§ Dataset records:
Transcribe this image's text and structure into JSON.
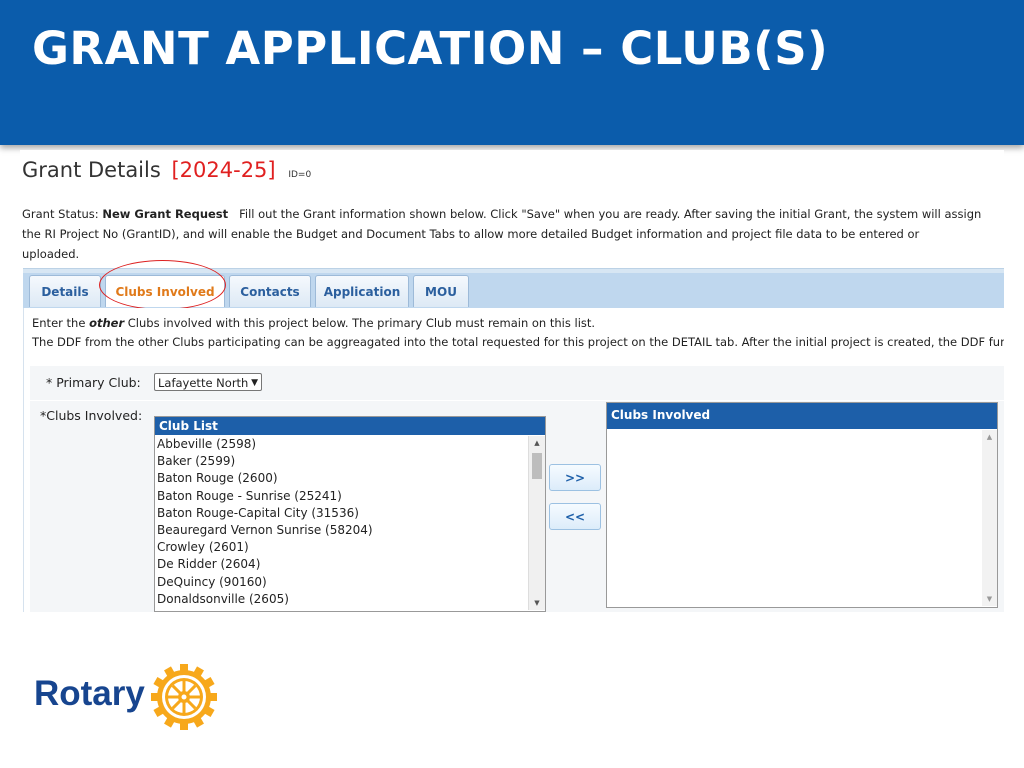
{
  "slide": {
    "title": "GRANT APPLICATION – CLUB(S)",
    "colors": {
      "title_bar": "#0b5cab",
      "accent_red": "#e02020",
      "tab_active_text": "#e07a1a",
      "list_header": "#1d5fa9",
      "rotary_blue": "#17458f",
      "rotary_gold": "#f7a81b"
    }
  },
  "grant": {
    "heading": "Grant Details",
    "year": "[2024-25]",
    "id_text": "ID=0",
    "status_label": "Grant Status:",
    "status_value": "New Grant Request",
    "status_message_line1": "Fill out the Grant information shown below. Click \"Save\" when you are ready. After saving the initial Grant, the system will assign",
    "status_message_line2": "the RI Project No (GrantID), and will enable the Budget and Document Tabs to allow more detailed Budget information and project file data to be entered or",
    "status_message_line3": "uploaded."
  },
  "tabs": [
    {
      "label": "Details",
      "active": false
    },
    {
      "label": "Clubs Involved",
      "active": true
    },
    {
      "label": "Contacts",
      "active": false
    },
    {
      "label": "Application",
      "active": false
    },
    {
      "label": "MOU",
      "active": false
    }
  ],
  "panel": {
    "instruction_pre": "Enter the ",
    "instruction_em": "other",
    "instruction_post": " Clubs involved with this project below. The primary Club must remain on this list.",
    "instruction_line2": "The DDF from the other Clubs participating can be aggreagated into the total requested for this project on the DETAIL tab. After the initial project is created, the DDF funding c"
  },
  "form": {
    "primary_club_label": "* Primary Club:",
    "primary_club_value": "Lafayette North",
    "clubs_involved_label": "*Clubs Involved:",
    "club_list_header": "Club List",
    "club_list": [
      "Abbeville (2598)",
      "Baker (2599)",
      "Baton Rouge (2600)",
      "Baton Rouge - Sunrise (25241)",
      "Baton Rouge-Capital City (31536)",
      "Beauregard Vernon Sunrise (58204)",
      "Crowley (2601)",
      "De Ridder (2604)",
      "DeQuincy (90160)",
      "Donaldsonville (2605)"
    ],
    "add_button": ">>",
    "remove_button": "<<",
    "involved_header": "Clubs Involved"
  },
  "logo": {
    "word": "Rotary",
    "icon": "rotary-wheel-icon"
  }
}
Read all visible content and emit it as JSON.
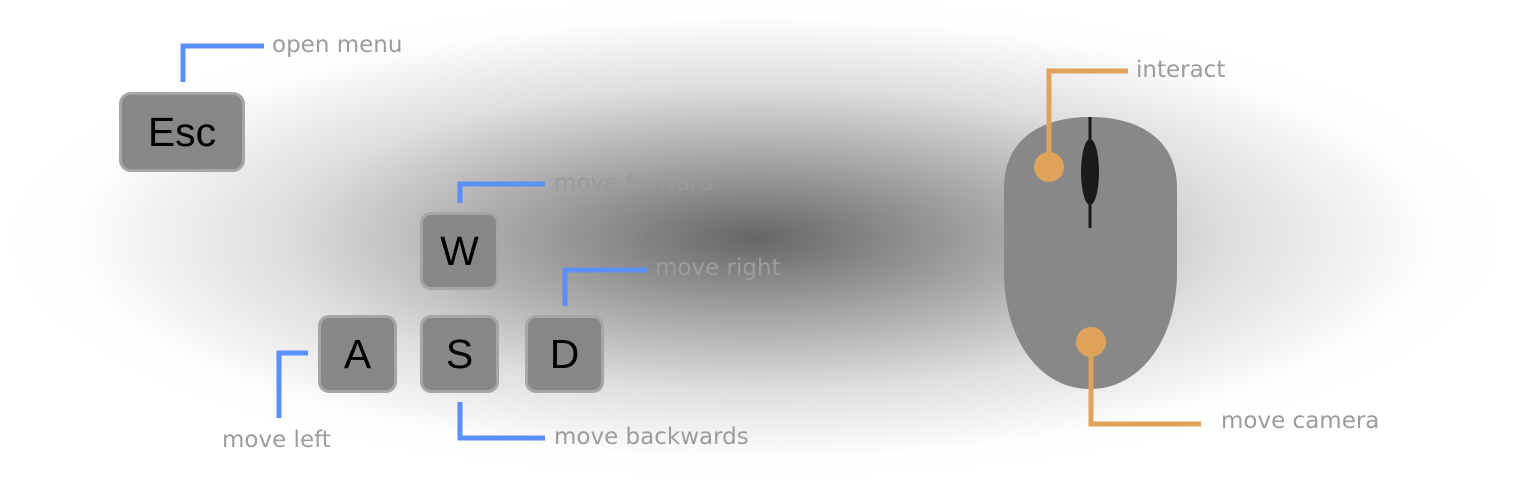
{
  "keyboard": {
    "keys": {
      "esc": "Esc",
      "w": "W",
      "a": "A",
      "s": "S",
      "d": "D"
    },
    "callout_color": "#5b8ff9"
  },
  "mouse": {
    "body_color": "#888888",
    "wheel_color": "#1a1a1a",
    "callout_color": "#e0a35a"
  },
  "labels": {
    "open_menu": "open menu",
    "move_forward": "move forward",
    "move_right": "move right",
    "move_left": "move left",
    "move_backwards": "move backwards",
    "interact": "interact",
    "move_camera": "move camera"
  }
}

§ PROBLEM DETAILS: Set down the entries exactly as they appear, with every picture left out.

§ EXERCISE OUTPUT:
Transcribe this image's text and structure into JSON.
{
  "slide": {
    "title": "GRANT APPLICATION – CLUB(S)",
    "colors": {
      "title_bar": "#0b5cab",
      "accent_red": "#e02020",
      "tab_active_text": "#e07a1a",
      "list_header": "#1d5fa9",
      "rotary_blue": "#17458f",
      "rotary_gold": "#f7a81b"
    }
  },
  "grant": {
    "heading": "Grant Details",
    "year": "[2024-25]",
    "id_text": "ID=0",
    "status_label": "Grant Status:",
    "status_value": "New Grant Request",
    "status_message_line1": "Fill out the Grant information shown below. Click \"Save\" when you are ready. After saving the initial Grant, the system will assign",
    "status_message_line2": "the RI Project No (GrantID), and will enable the Budget and Document Tabs to allow more detailed Budget information and project file data to be entered or",
    "status_message_line3": "uploaded."
  },
  "tabs": [
    {
      "label": "Details",
      "active": false
    },
    {
      "label": "Clubs Involved",
      "active": true
    },
    {
      "label": "Contacts",
      "active": false
    },
    {
      "label": "Application",
      "active": false
    },
    {
      "label": "MOU",
      "active": false
    }
  ],
  "panel": {
    "instruction_pre": "Enter the ",
    "instruction_em": "other",
    "instruction_post": " Clubs involved with this project below. The primary Club must remain on this list.",
    "instruction_line2": "The DDF from the other Clubs participating can be aggreagated into the total requested for this project on the DETAIL tab. After the initial project is created, the DDF funding c"
  },
  "form": {
    "primary_club_label": "* Primary Club:",
    "primary_club_value": "Lafayette North",
    "clubs_involved_label": "*Clubs Involved:",
    "club_list_header": "Club List",
    "club_list": [
      "Abbeville (2598)",
      "Baker (2599)",
      "Baton Rouge (2600)",
      "Baton Rouge - Sunrise (25241)",
      "Baton Rouge-Capital City (31536)",
      "Beauregard Vernon Sunrise (58204)",
      "Crowley (2601)",
      "De Ridder (2604)",
      "DeQuincy (90160)",
      "Donaldsonville (2605)"
    ],
    "add_button": ">>",
    "remove_button": "<<",
    "involved_header": "Clubs Involved"
  },
  "logo": {
    "word": "Rotary",
    "icon": "rotary-wheel-icon"
  }
}
Read all visible content and emit it as JSON.
{
  "keyboard": {
    "keys": {
      "esc": "Esc",
      "w": "W",
      "a": "A",
      "s": "S",
      "d": "D"
    },
    "callout_color": "#5b8ff9"
  },
  "mouse": {
    "body_color": "#888888",
    "wheel_color": "#1a1a1a",
    "callout_color": "#e0a35a"
  },
  "labels": {
    "open_menu": "open menu",
    "move_forward": "move forward",
    "move_right": "move right",
    "move_left": "move left",
    "move_backwards": "move backwards",
    "interact": "interact",
    "move_camera": "move camera"
  }
}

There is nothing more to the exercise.